I couldn’t help thinking of the spell-binding opening lines of Dickens’ masterpiece as I watched the slow-motion car crash that was the Prime Minister’s speech at her party conference. What a contrast with the collective high-five that had taken place in Brighton just a few days before, and with the Tory tub-thumping that we saw in the run-up to the General Election.Read more
(Photo Credit: The Times News Syndication)
Progress, Written by Stephen Kinnock and Joe Jervis
Labour’s next big social democratic project must be to unite our fractured nation
Britain has so much going for it – economically, democratically and culturally. Yet as a country we find ourselves more divided and polarised than at any time since the second world war. Young versus old, graduate versus non-graduate, city versus town – these have become the faultlines upon which modern Britain is built.Read more
Photo credit: The Times News Syndication
AN EEA / EFTA-BASED TRANSITION DEAL COULD UNITE THE LABOUR MOVEMENT AROUND A BREXIT THAT COMBINES MAXIMUM ACCESS TO THE SINGLE MARKET WITH PROGRESSIVE REFORM OF FREE MOVEMENT
On Sunday Keir Starmer used an article in The Observer to call time on the ambiguity that had come to define Labour's approach to Brexit since the referendum. It was an approach that had served us well on 8 June, but it was never sustainable. With the clock ticking, the economy tanking, the pressure from Brussels building and the country crying out for some political leadership, it was high time that we set out our stall.Read more
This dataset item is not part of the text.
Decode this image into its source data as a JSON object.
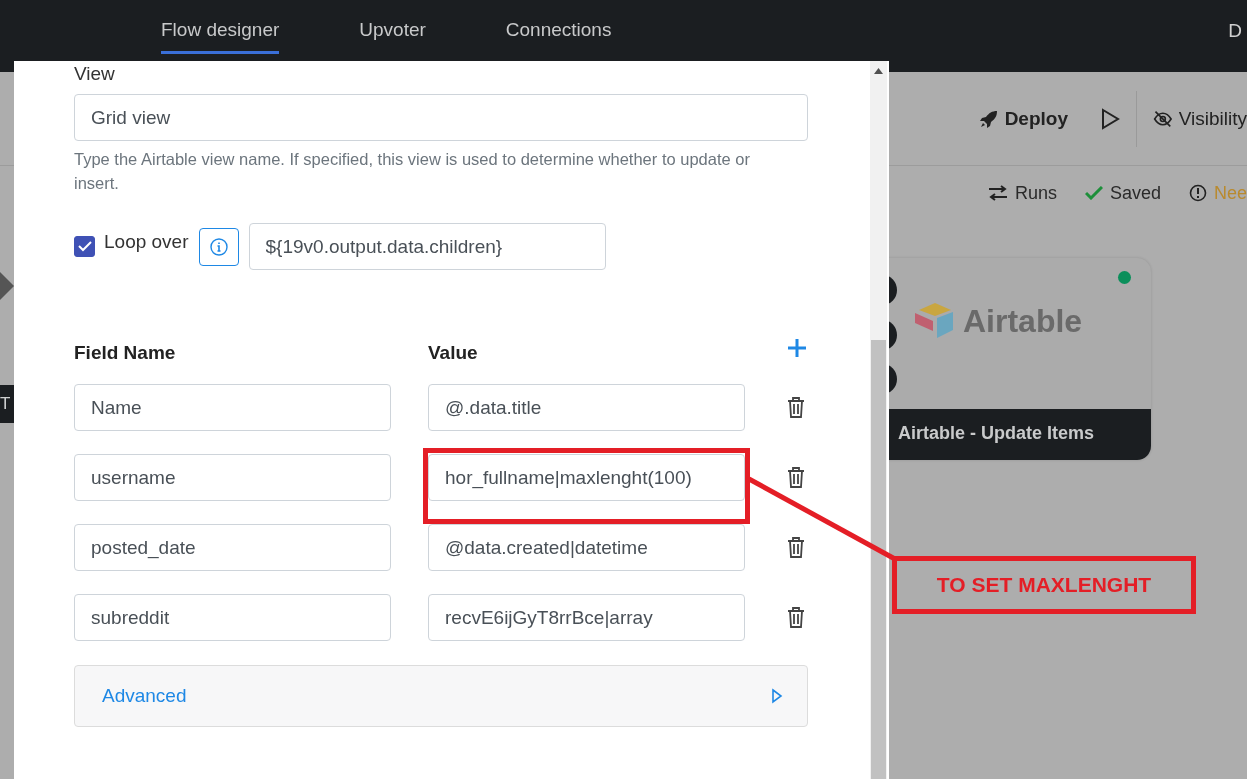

The debate about what sort of Brexit the government should be seeking to secure has generated a tremendous amount of heat but not a great deal of light. Hard, soft, car crash, red white and blue — you name it, the list of random adjectives used to describe the type of departure from the EU is long. So, perhaps now would be a good time to remind ourselves of three vitally important facts.Read more
Jo Cox: More In Common, Book Review
There's a scene in Brendan Cox's book that will remain seared into my memory for as long as I live. It takes place the day after Jo was brutally murdered. Her husband Brendan is sitting with their two young children, Cuillin and Lejla, just hours after he'd told them Jo has been taken from them. The children are deeply distressed and traumatised. Brendan is close to collapsing under the crushing weight of his grief.Read more